SSL and HTTPS are two of the most common security technologies on the internet today, but at the same time their use can be complex and challenging to get right. Over the next few weeks, we’ll be publishing a series of articles aimed at identifying some of the decisions that need to be made when buying, installing, and using SSL certificates. In this first installment, I’ll discuss some of the issues to consider when buying and requesting a certificate.
Our first recommendation is that you acquire an SSL certificate that is trusted by browsers rather than using a self-signed certificate. Self-signed certificates are typically generated by the server operator and provide no assurance whatsoever – they simply encrypt the connection between the Web browser and the server. Because anyone can generate one of these certificates for any site, we strongly recommend against their use. They also cause browsers to display nasty warning messages when someone visits your website – a really bad user experience.
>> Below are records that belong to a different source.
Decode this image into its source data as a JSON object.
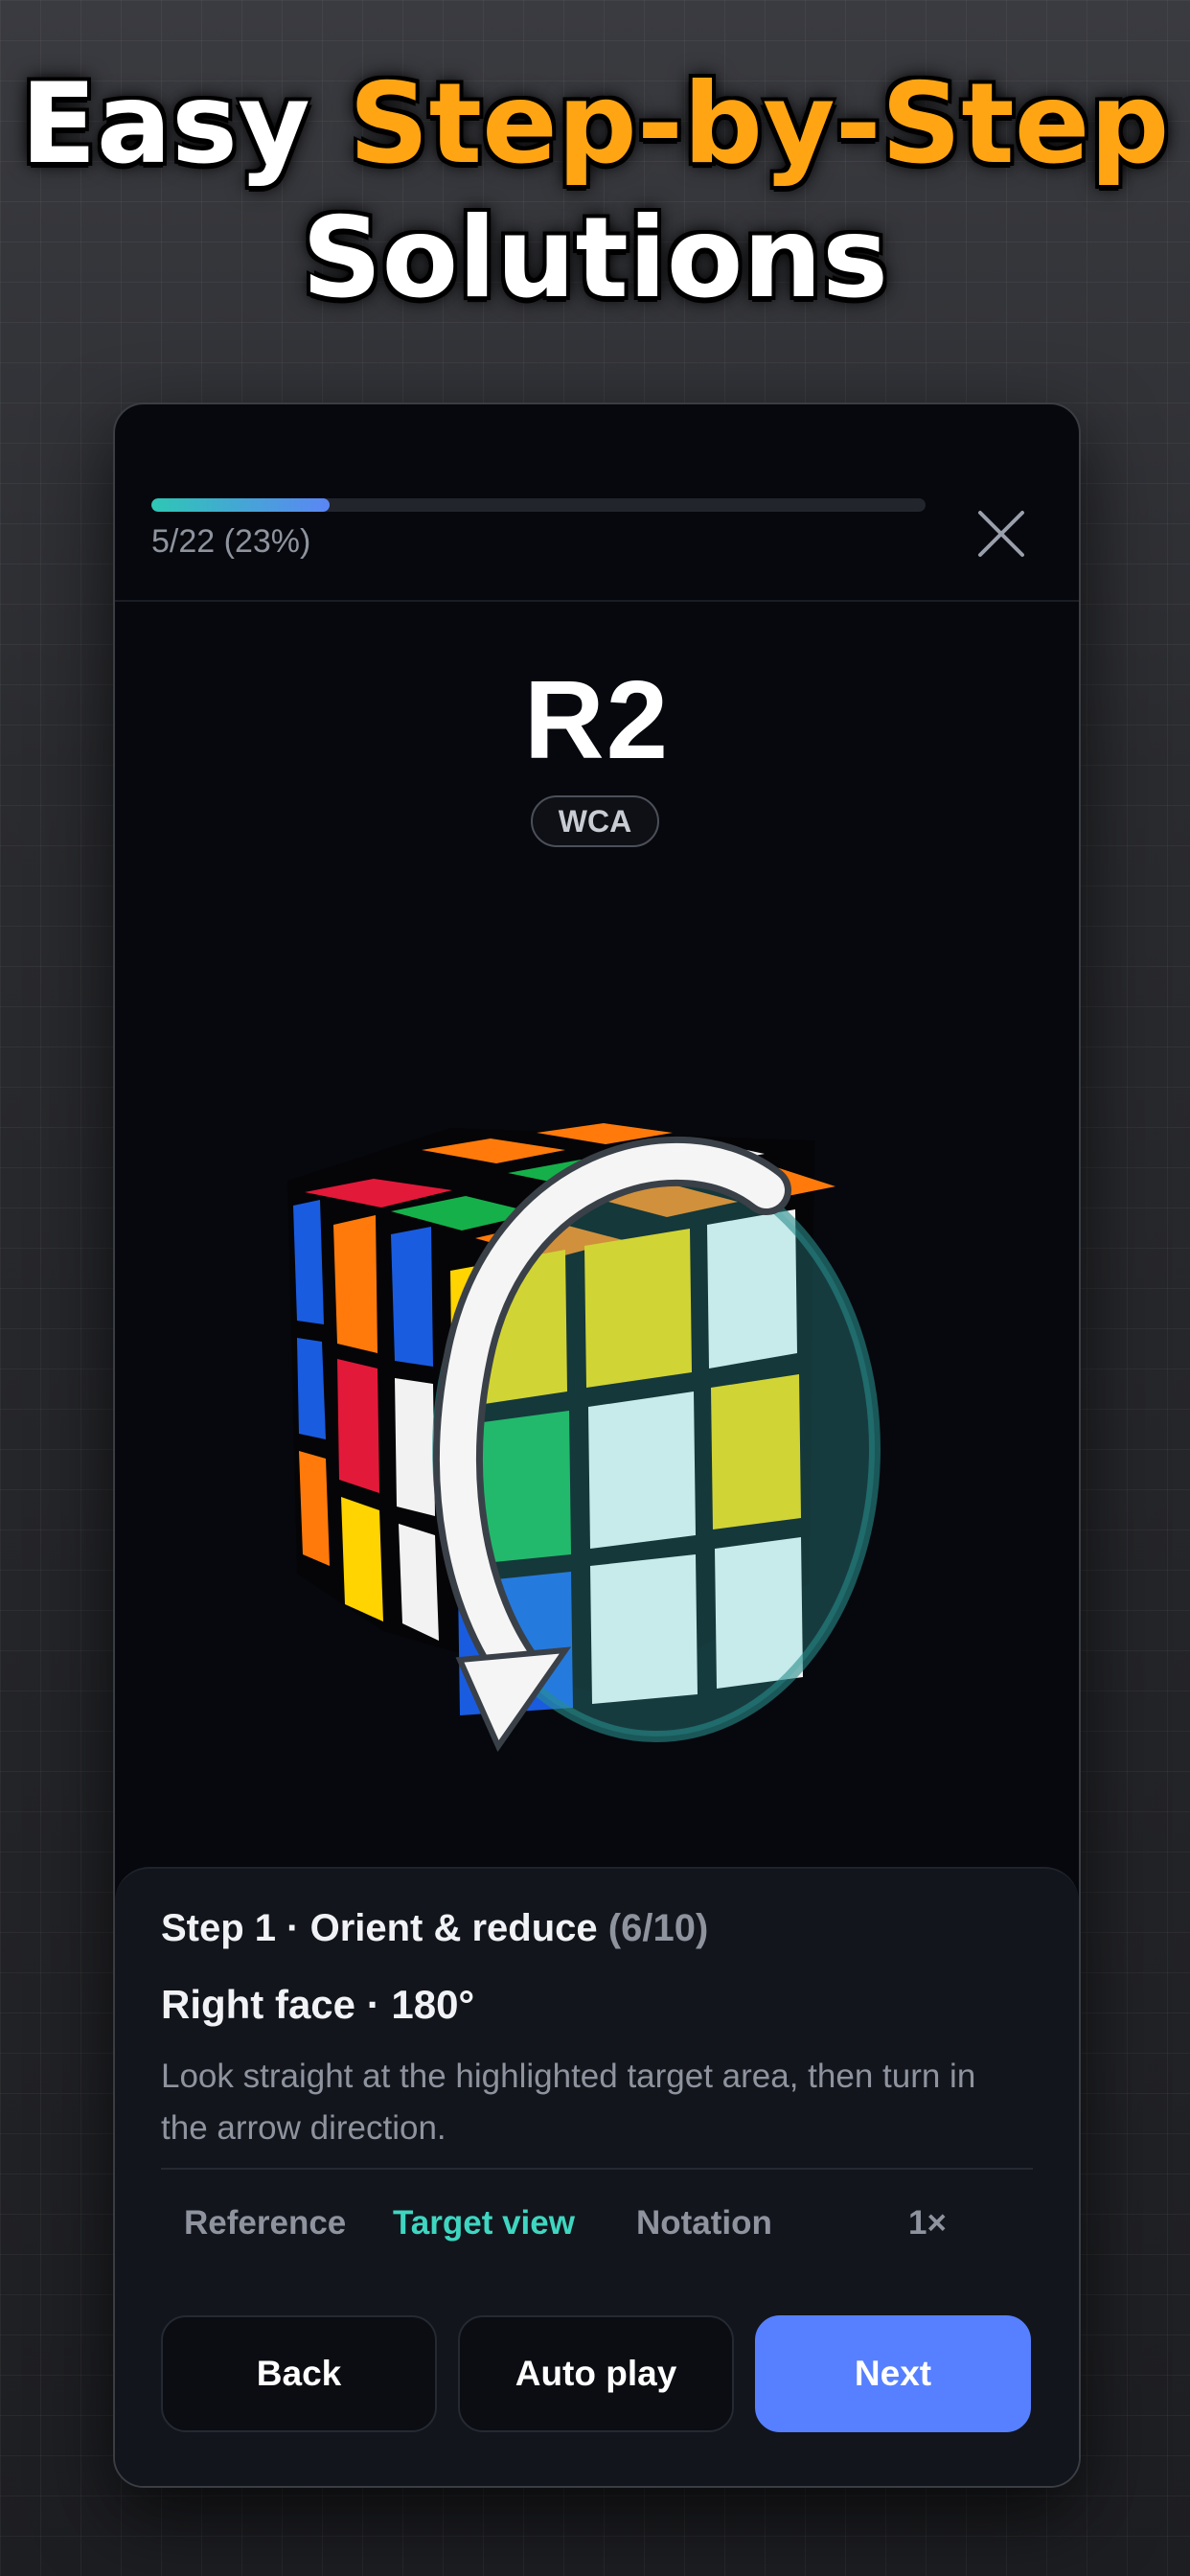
{
  "promo": {
    "headline_word1": "Easy",
    "headline_accent": "Step-by-Step",
    "headline_line2": "Solutions"
  },
  "progress": {
    "label": "5/22 (23%)",
    "current": 5,
    "total": 22,
    "percent": 23
  },
  "move": {
    "notation": "R2",
    "badge": "WCA"
  },
  "panel": {
    "step_title": "Step 1 · Orient & reduce",
    "step_count": "(6/10)",
    "step_subtitle": "Right face · 180°",
    "description": "Look straight at the highlighted target area, then turn in the arrow direction."
  },
  "tabs": [
    {
      "label": "Reference",
      "active": false
    },
    {
      "label": "Target view",
      "active": true
    },
    {
      "label": "Notation",
      "active": false
    },
    {
      "label": "1×",
      "active": false
    }
  ],
  "buttons": {
    "back": "Back",
    "autoplay": "Auto play",
    "next": "Next"
  },
  "colors": {
    "accent_orange": "#ffa514",
    "primary_blue": "#5680ff",
    "active_tab_teal": "#3fd6c1",
    "progress_start": "#2ec7b5",
    "progress_end": "#5b86f5",
    "cube_white": "#f2f2f2",
    "cube_yellow": "#ffd400",
    "cube_green": "#16b04a",
    "cube_blue": "#1a5ce0",
    "cube_red": "#e3193a",
    "cube_orange": "#ff7a0a"
  },
  "icons": {
    "close": "close-icon",
    "rotation_arrow": "rotate-arrow-icon"
  }
}
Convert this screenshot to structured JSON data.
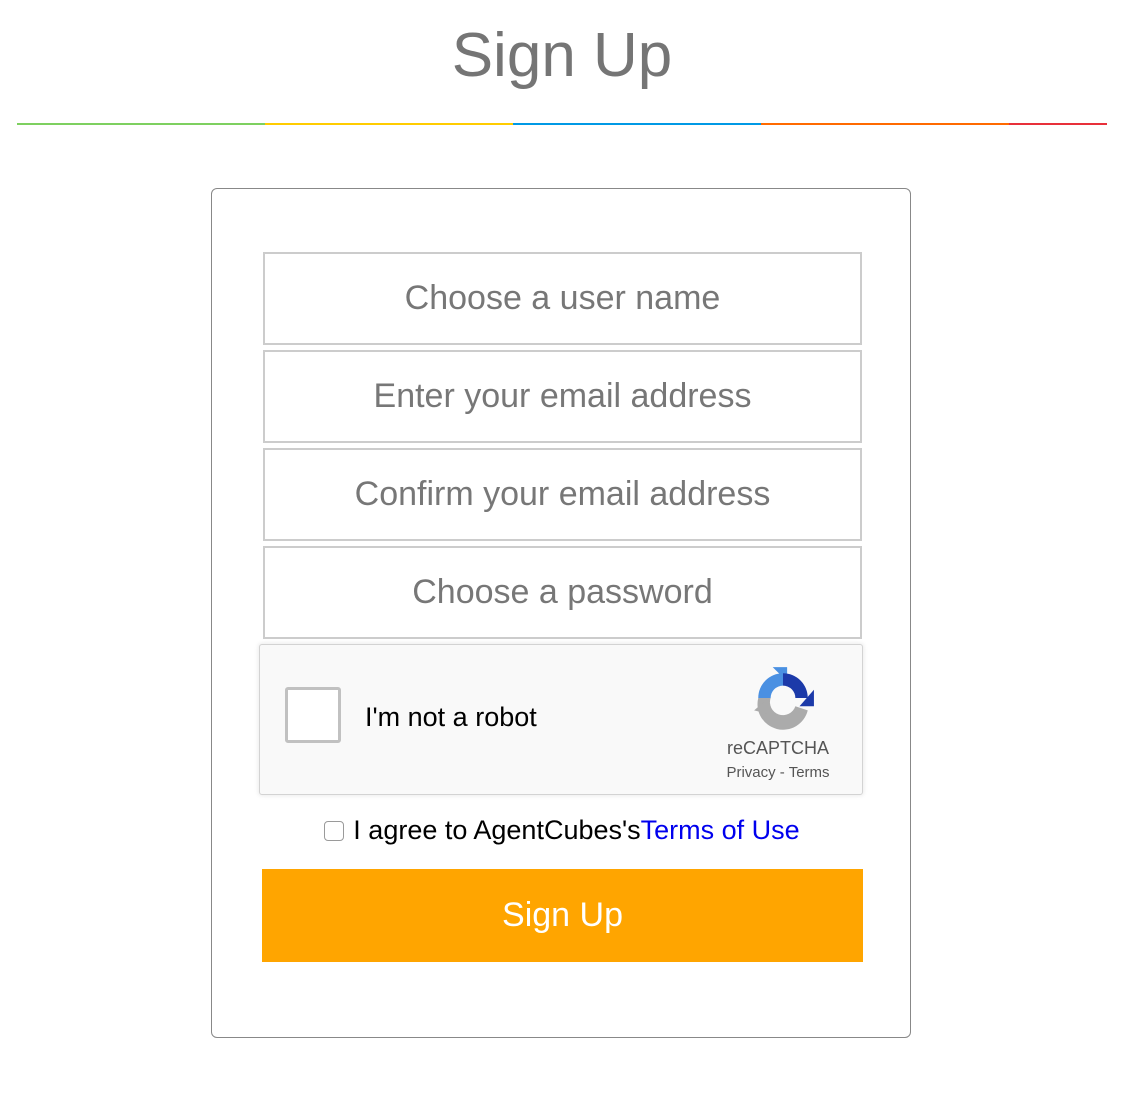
{
  "header": {
    "title": "Sign Up",
    "rule_colors": [
      "#7ed060",
      "#ffcc00",
      "#0099e5",
      "#ff6a00",
      "#e8303a"
    ]
  },
  "form": {
    "fields": [
      {
        "name": "username",
        "placeholder": "Choose a user name",
        "value": ""
      },
      {
        "name": "email",
        "placeholder": "Enter your email address",
        "value": ""
      },
      {
        "name": "email_confirm",
        "placeholder": "Confirm your email address",
        "value": ""
      },
      {
        "name": "password",
        "placeholder": "Choose a password",
        "value": ""
      }
    ],
    "recaptcha": {
      "label": "I'm not a robot",
      "brand": "reCAPTCHA",
      "privacy_label": "Privacy",
      "separator": " - ",
      "terms_label": "Terms",
      "checked": false
    },
    "agree": {
      "text": "I agree to AgentCubes's",
      "link_label": "Terms of Use",
      "checked": false
    },
    "submit_label": "Sign Up",
    "submit_color": "#ffa500"
  }
}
Extended Validation (EV) certificates are the gold standard because the organization information they contain is rigorously validated with multiple checks that give a high degree of confidence that the information contained in the certificate is accurate. These certificates are great for any website that qualifies, but are especially important for ecommerce sites or any time credit card information is being collected. Due to the higher standards to which these certificates adhere, browsers grant them special treatment–typically by displaying the organization’s name in green in the navigation bar where the SSL padlock is displayed.
Another choice to make when purchasing a certificate is the number of domains that the certificate covers. In this case there are three categories:
- Single domain
- Multiple domain
Single domain certificates are by far the most common, covering a single website such as https://www.example.com. Some certificates will automatically cover https://example.com (the name without the “www” prefix), and this is a feature that you should look for if users can access your site by typing the domain name without the “www” prefix – this certificate will protect those users.
Multiple domain certificates are sometimes referred to as unified communications certificates (UCC), dating back to their early use with Microsoft Exchange Server. These certificates are good to use when multiple related sites such as https://www.example.com, https://www.example.org, and https://www.example.net all run on the same server.
Finally, wildcard certificates support cases where multiple subdomains run on the same server and are used by the same business. A good example of this would be a commerce site with https://www.example.com, https://shop.example.com, and https://blog.example.com URLs. You might want buy a certificate with all three names in it, or just one wildcard with “*.example.com” in it. The latter might be more expensive, but allows for future expansion.
EV wildcard certificates are not allowed due to the inherent risk of a certificate that can secure any subdomain, even ones that the legitimate owner of the website may not know about. For instance, if someone were able to gain access to a bank’s SSL certificate or their web server, the attacker could set up a secure website at https://wwww.yourtrustedbank.com (notice the four w’s instead of the normal three) that would be difficult to detect.
The last thing I want to cover involves the process of requesting the certificate. You will often have the opportunity to choose the key size of the certificate when generating the certificate signing request (CSR). We currently recommend that you use a 2048-bit RSA key size. Certificate Authorities are discontinuing the long-running standard 1024-bit RSA key length because systems capable of breaking these keys may soon become commonplace. On the other hand, going to an even longer key size such as 4096-bit will have a somewhat negative impact on your site’s performance.
Many CAs are now offering SHA2 as an option for their certificates. While we would like to recommend this for both security and performance, some browsers (including Internet Explorer on Windows XP prior to Service Pack 3) don’t yet support it.
UPDATE: In the four years that have passed since this article was published, 1024-bit keys and the SHA-1 algorithm have been proven weak and banned. While secure alternatives such as ECC exist, the most common configuration today is a 2048-bit RSA key signed by the CA using a SHA-2 algorithm.
In the next article, we’ll dive into server configuration and explain the options you need to consider when installing an SSL certificate.
Wayne Thayer, Go Daddy